A Gentle Hand: The Importance of Soft Washing

When it comes to cleaning delicate items like kimonos, the soft washing technique is a crucial factor to consider. This technique prominently focuses on preserving the fabric's quality while removing any stains or dirt. 

Ideally, soft washing is a gentle process, lacking in rigorous scrubbing or harsh mechanical processes. Don’t let the name fool you; this method is mighty efficient in getting rid of dust and grimy particles stuck within the fibers of your precious silk or viscose kimono. 

A Step By Step Guide to Soft Washing 

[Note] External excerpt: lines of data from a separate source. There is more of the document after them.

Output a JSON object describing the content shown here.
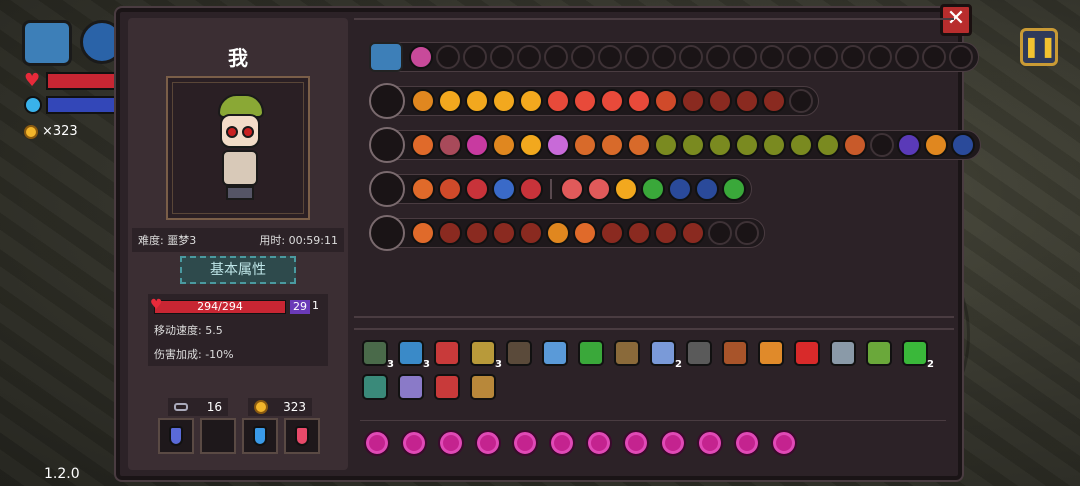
{
  "hud": {
    "coins": "×323",
    "version": "1.2.0"
  },
  "character": {
    "name": "我",
    "difficulty": "难度: 噩梦3",
    "time": "用时: 00:59:11",
    "attr_title": "基本属性",
    "hp": "294/294",
    "shield": "29",
    "shield_extra": "1",
    "move_speed": "移动速度: 5.5",
    "damage_bonus": "伤害加成: -10%",
    "keys": "16",
    "gold": "323"
  },
  "weapon_rows": [
    {
      "name": "chest-row",
      "dots": [
        "#c84a9a"
      ],
      "empty": 20
    },
    {
      "name": "staff-1",
      "dots": [
        "#e0871f",
        "#f2a81e",
        "#f2a81e",
        "#f2a81e",
        "#f2a81e",
        "#e84a3a",
        "#e84a3a",
        "#e84a3a",
        "#e84a3a",
        "#d04a2a",
        "#8a2a20",
        "#8a2a20",
        "#8a2a20",
        "#8a2a20"
      ],
      "empty": 1
    },
    {
      "name": "staff-2",
      "dots": [
        "#e06a2a",
        "#a84a5a",
        "#c83aa0",
        "#e0871f",
        "#f2a81e",
        "#c86ad8",
        "#d86a2a",
        "#d86a2a",
        "#d86a2a",
        "#7a8a20",
        "#7a8a20",
        "#7a8a20",
        "#7a8a20",
        "#7a8a20",
        "#7a8a20",
        "#7a8a20",
        "#c85a2a"
      ],
      "empty": 1,
      "tail": [
        "#5a3ab8",
        "#e0871f",
        "#2a4a9a"
      ]
    },
    {
      "name": "staff-3",
      "dots": [
        "#e06a2a",
        "#d04a2a",
        "#c8333a",
        "#3a6ac8",
        "#c8333a"
      ],
      "sep": true,
      "tail": [
        "#e05a5a",
        "#e05a5a",
        "#f2a81e",
        "#3aa83a",
        "#2a4a9a",
        "#2a4a9a",
        "#3aa83a"
      ]
    },
    {
      "name": "staff-4",
      "dots": [
        "#e06a2a",
        "#8a2a20",
        "#8a2a20",
        "#8a2a20",
        "#8a2a20",
        "#e0871f",
        "#e06a2a",
        "#8a2a20",
        "#8a2a20",
        "#8a2a20",
        "#8a2a20"
      ],
      "empty": 2
    }
  ],
  "items": [
    {
      "color": "#4a6a4a",
      "count": "3"
    },
    {
      "color": "#3a8ac8",
      "count": "3"
    },
    {
      "color": "#c83a3a",
      "count": ""
    },
    {
      "color": "#b89a3a",
      "count": "3"
    },
    {
      "color": "#5a4a3a",
      "count": ""
    },
    {
      "color": "#5a9ad8",
      "count": ""
    },
    {
      "color": "#3aa83a",
      "count": ""
    },
    {
      "color": "#8a6a3a",
      "count": ""
    },
    {
      "color": "#7a9ad8",
      "count": "2"
    },
    {
      "color": "#5a5a5a",
      "count": ""
    },
    {
      "color": "#a8542a",
      "count": ""
    },
    {
      "color": "#e08a2a",
      "count": ""
    },
    {
      "color": "#d82a2a",
      "count": ""
    },
    {
      "color": "#8a9aa8",
      "count": ""
    },
    {
      "color": "#6aa83a",
      "count": ""
    },
    {
      "color": "#3ab83a",
      "count": "2"
    },
    {
      "color": "#3a8a7a",
      "count": ""
    },
    {
      "color": "#8a7ac8",
      "count": ""
    },
    {
      "color": "#c83a3a",
      "count": ""
    },
    {
      "color": "#b8883a",
      "count": ""
    }
  ],
  "buffs": 12
}
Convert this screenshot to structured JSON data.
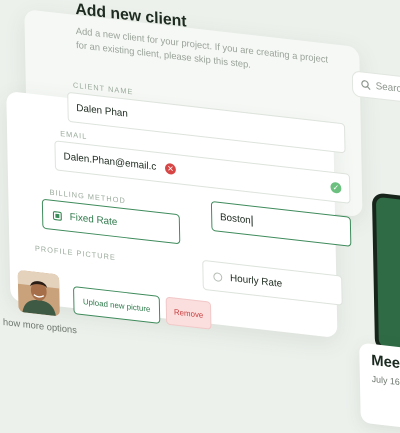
{
  "page": {
    "title": "Add new client",
    "subtitle": "Add a new client for your project. If you are creating a project for an existing client, please skip this step."
  },
  "search": {
    "placeholder": "Search"
  },
  "form": {
    "client_name": {
      "label": "CLIENT NAME",
      "value": "Dalen Phan"
    },
    "email": {
      "label": "EMAIL",
      "value": "Dalen.Phan@email.c"
    },
    "city": {
      "value": "Boston"
    },
    "billing": {
      "label": "BILLING METHOD",
      "options": [
        {
          "label": "Fixed Rate",
          "selected": true
        },
        {
          "label": "Hourly Rate",
          "selected": false
        }
      ]
    },
    "profile": {
      "label": "PROFILE PICTURE",
      "upload_label": "Upload new picture",
      "remove_label": "Remove"
    }
  },
  "more_options": "how more options",
  "side_card": {
    "title": "Mee",
    "date": "July 16"
  },
  "colors": {
    "accent": "#3d8a5a",
    "error": "#d84545",
    "success": "#6cc07f",
    "remove_bg": "#fbdede"
  },
  "icons": {
    "search": "search-icon",
    "check": "check-circle-icon",
    "error": "error-x-icon"
  }
}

You’re probably wondering, "how do I soft wash my kimono at home?" Fear not, here are some easy-to-follow steps: 

  1. Pour a mild detergent into a bowl filled with lukewarm water.
  2. Gently submerge your silk or viscose kimono into the bowl, ensuring all parts are completely covered in the suds-filled water.
  3. Lightly agitate the kimono with your hands for a couple of minutes to disperse the detergent evenly and allow the cleaning process to take place.
  4. After washing, rinse the kimono thoroughly with clean water. Remember, no wringing or squeezing – just let the water drain out naturally.
  5. Finally, lay the kimono flat on a clean towel. Roll the towel up with the kimono inside to gently squeeze out remaining moisture. Then, unroll the towel and leave the kimono out to dry naturally, away from direct sunlight.

With these steps in mind, you'll be able to maintain the pristine condition of your treasured silk or viscose kimono while making sure it's clean and fresh. Remember, when it comes to soft washing your kimono, kindness and patience are key.


To sum up, taking care of your silk and viscose kimonos can seem like an overwhelming task. Yet, with knowledge of their characteristics and the right cleaning methods, it's entirely achievable. Investor your time and patience into these graceful pieces of clothing, and they will continue to give you joy and wear for years to come. 

Your silk kimono, with its delicate fibers, calls for special attention when it comes to spot cleaning. Remember to err on the side of gentle handling and use chemicals that are specifically suited for silk. 

Viscose kimonos are a different ball game, requiring its own unique approach to keep its shape and shine intact. Soft washing is an ideal method of handling these items. 

Throughout your cleaning process, remember to test before you treat, avoid harsh chemicals whenever possible, and be mindful of your water and washing techniques. 

By adhering to these preventative measures, you can save your precious kimonos from unnecessary damages. Each step you take towards careful handling will elongate the lifespan of these beautiful pieces and keep them in top-notch condition. After all, they're more than just pieces of clothing; they are works of art. 

So, here's to preserving the elegance of your kimonos for the many more occasions to come!